BasicCoder2 wrote:Your description of what you are trying to do isn't all that clear to me. I read you as saying you want a remote keyboard and display for an electrical instrument that already has a keyboard and display? It doesn't seem to me that the code would be very complex and thus would be easy enough to develop up front using the Arduino board alone. I am not even sure where the serial connection comes into it? Does the current keyboard and display have a serial connection to the instrument?
Instrument meaning a specialized device that does GPS tracking and recording. The user interface is a 2-line display and a couple of buttons. The main board communicates with the screen and buttons in the same chassis over a serial link. There's a protocol that is used to tell the screen what to display and where. And when buttons are pressed, this information is transmitted back to the main board over the link.

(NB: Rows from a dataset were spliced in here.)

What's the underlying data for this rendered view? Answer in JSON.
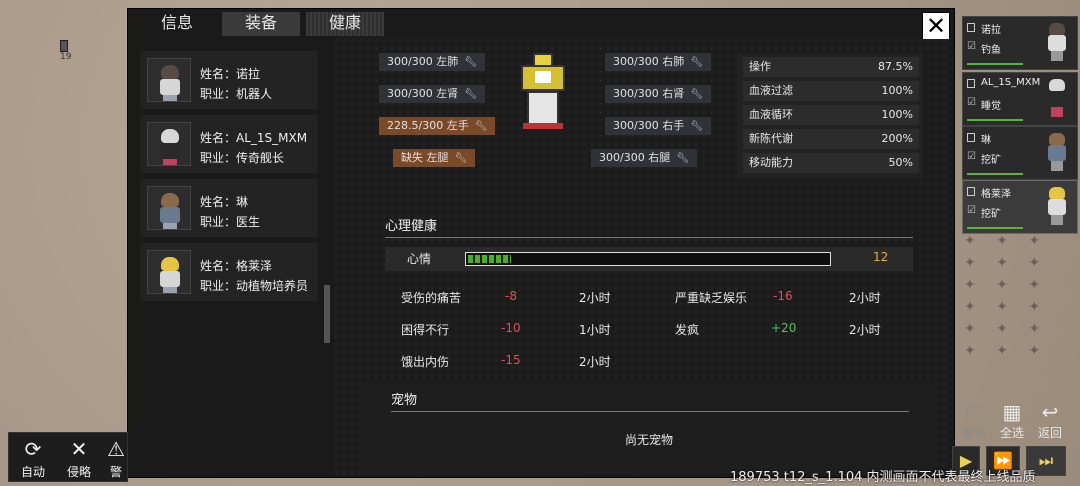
{
  "tabs": [
    {
      "label": "信息"
    },
    {
      "label": "装备"
    },
    {
      "label": "健康"
    }
  ],
  "close_label": "✕",
  "ground_badge": "19",
  "colonists": [
    {
      "name_line": "姓名：诺拉",
      "job_line": "职业：机器人",
      "hair": "#5a4a44"
    },
    {
      "name_line": "姓名：AL_1S_MXM",
      "job_line": "职业：传奇舰长",
      "hair": "#d8d8d8"
    },
    {
      "name_line": "姓名：琳",
      "job_line": "职业：医生",
      "hair": "#8a6a4a"
    },
    {
      "name_line": "姓名：格莱泽",
      "job_line": "职业：动植物培养员",
      "hair": "#e6c640"
    }
  ],
  "body_parts": {
    "left_lung": "300/300 左肺",
    "left_kidney": "300/300 左肾",
    "left_hand": "228.5/300 左手",
    "left_leg": "缺失 左腿",
    "right_lung": "300/300 右肺",
    "right_kidney": "300/300 右肾",
    "right_hand": "300/300 右手",
    "right_leg": "300/300 右腿"
  },
  "capacities": [
    {
      "label": "操作",
      "value": "87.5%"
    },
    {
      "label": "血液过滤",
      "value": "100%"
    },
    {
      "label": "血液循环",
      "value": "100%"
    },
    {
      "label": "新陈代谢",
      "value": "200%"
    },
    {
      "label": "移动能力",
      "value": "50%"
    }
  ],
  "mental": {
    "title": "心理健康",
    "mood_label": "心情",
    "mood_value": "12",
    "mood_fill": 0.12
  },
  "thoughts": [
    {
      "name": "受伤的痛苦",
      "value": "-8",
      "duration": "2小时"
    },
    {
      "name": "困得不行",
      "value": "-10",
      "duration": "1小时"
    },
    {
      "name": "饿出内伤",
      "value": "-15",
      "duration": "2小时"
    },
    {
      "name": "严重缺乏娱乐",
      "value": "-16",
      "duration": "2小时"
    },
    {
      "name": "发疯",
      "value": "+20",
      "duration": "2小时"
    }
  ],
  "pets": {
    "title": "宠物",
    "empty": "尚无宠物"
  },
  "right_cards": [
    {
      "name": "诺拉",
      "job": "钓鱼",
      "hair": "#5a4a44"
    },
    {
      "name": "AL_1S_MXM",
      "job": "睡觉",
      "hair": "#d8d8d8"
    },
    {
      "name": "琳",
      "job": "挖矿",
      "hair": "#8a6a4a"
    },
    {
      "name": "格莱泽",
      "job": "挖矿",
      "hair": "#e6c640"
    }
  ],
  "right_buttons": {
    "filter": "框选",
    "select_all": "全选",
    "back": "返回"
  },
  "bottom_buttons": {
    "auto": "自动",
    "invade": "侵略",
    "alert": "警"
  },
  "footer_note": "189753 t12_s_1.104  内测画面不代表最终上线品质"
}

Think of the screen and buttons as it's own separate computer, because it actually is. This sort of modularity is very common in the embedded world. One microprocessor may do the main work while another one handles the UI. Another yet may interface with sensors. They all communicate together over busses of different kinds, usually i2c or serial.
And actually if you think about it your computer does something similar. When you press a key on the keyboard a microprocessor determines what key it was, debounces it, and sends a signal using a particular protocol over a particular bus (USB often). Even modern computer monitors have powerful computers in them to render the image coming over HDMI, DVI, or VGA signals, and drive the LCD matrix. Anyway I digress. Sorry to hijack your thread. Clearly our aims are slightly different.
My remote display unit will allow me to place the screen and buttons in a more convenient place while the main unit (with it's own screen and buttons built into the chassis) will be elsewhere. Here's an example of the protocol. It's an ASCII, line-based protocol:
Code: Select all
Each of the three lines here is terminated with a CR/LF. Anyway, see if you can make sense of that (though without seeing the actual screen and what's being displayed it won't make as much sense). The first hex number is telling the display we want to write to row 0, column 6, and then the next 4 numbers tell it to write "----" to the screen. The number after that (078) tells the screen that ASCII character 15 is going to be defined to be a custom bitmap, which the next 8 numbers specify (8 rows of bitmaps for one character), and the 002 specifies the end of the definition. It goes on from there, using a similar pattern.
So it's simple enough , but it took me a while to figure out it. Looking at the numbers in binary helps me identify patterns I can look for. A programmer's calculator is pretty important here to easily convert between hex, decimal, and binary.
Anyway the reason they use a protocol is so that the screen unit can easily detect valid data and ignore stuff it doesn't recognize such as errors or noise in transmission. One thing that tripped me up is that when a character is redefined to a custom bitmap, it changes all existing instances on the screen already to this new bitmap. Lots of trial and error! This is why the PC is logical to work on first, not the Arduino. Debugging is much easier!